The Department of Information and Communications Technology (DICT) is spending another P1.2 billion in 2020 to put up new Wi-Fi hotspots that would provide Filipinos free Internet connectivity, according to Makati City representative Luis Campos Jr.
“The amount is on top of the P1.2 billion earmarked this year to build additional access points where Filipinos may freely connect to the Internet via their mobile devices,” Campos, House appropriations committee vice-chairperson, said.
In a report submitted to Congress, the DICT said it has so far installed password-free Wi-Fi hotspots “in 2,330 sites covering all 17 regions across 73 provinces in over 640 municipalities and cities” as of April 1, 2019.
The fresh funding for the Free Internet Wi-Fi Connectivity in Public Places Project is lodged in the DICT budget in the proposed P4.1-trillion General Appropriations Act for 2020, according to Campos.
“Money for the project is being sourced from the Free Public Internet Access Fund,” Campos said.
Managed by the DICT, the fund is being sustained by spectrum user fees collected by the National Telecommunications Commission (NTC), Campos said.
The DICT has been under fire from lawmakers who have criticized the slow roll-out of free Internet in public areas around the country, particularly in state universities and colleges (SUCs).
Sen. Ralph Recto said the program has been plagued by delays even if the government has appropriated almost P8 billion since the project’s inception in 2015.
“If this pace will not accelerate, the target of installing 100,349 sites by 2026 will be impossible to meet,” Recto said. “The free Wi-Fi hotspots project should not crawl like the present speed of Internet in the country.”

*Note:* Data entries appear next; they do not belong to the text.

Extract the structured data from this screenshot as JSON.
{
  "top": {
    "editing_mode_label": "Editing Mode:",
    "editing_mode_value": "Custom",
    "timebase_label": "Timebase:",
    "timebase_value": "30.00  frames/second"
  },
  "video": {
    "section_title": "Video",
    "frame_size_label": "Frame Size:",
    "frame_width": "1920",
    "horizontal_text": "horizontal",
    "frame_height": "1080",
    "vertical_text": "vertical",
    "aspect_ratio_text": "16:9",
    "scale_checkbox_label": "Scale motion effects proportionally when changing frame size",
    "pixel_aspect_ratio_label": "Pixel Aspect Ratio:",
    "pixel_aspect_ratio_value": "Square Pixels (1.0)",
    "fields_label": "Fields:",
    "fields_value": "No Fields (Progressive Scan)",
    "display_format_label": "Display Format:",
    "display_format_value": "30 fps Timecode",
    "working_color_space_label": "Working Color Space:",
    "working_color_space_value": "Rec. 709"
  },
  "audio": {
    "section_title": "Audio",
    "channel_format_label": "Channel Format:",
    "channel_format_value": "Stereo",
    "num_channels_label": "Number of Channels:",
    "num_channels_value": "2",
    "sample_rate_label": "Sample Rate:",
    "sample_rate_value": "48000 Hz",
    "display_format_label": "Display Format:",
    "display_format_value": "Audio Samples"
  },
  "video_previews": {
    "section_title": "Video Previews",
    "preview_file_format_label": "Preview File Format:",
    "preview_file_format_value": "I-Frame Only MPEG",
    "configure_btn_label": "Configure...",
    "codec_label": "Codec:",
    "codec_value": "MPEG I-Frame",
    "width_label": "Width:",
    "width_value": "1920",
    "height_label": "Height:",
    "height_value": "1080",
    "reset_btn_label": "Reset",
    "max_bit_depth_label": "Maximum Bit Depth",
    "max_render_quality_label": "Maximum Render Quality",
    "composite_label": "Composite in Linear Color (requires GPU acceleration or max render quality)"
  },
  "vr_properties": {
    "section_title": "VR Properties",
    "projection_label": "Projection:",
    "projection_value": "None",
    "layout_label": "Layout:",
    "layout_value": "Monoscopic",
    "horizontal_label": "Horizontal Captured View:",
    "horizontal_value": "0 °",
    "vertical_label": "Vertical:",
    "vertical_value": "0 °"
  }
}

Sen. Sonny Angara, on the other hand, noted that out of the country’s 112 SUCs, only 17 have been installed free Wi-Fi hotspots as of December 2018, based on DICT data submitted to the Senate during the hearings for the 2019 national budget.
“That’s a low 15 percent accomplishment rate,” Angara lamented. “These institutions of higher learning are supposed to be priority areas in the roll-out plan but it appears that they have become last-mile targets.”
Meanwhile, Campos said he is batting for greater overall budgetary support to the three-year-old DICT.
“This early, we have to give the DICT all the funding it needs to immediately advance critical projects, including the National Government Portal, the National Government Data Center and the National Broadband Plan,” Campos said.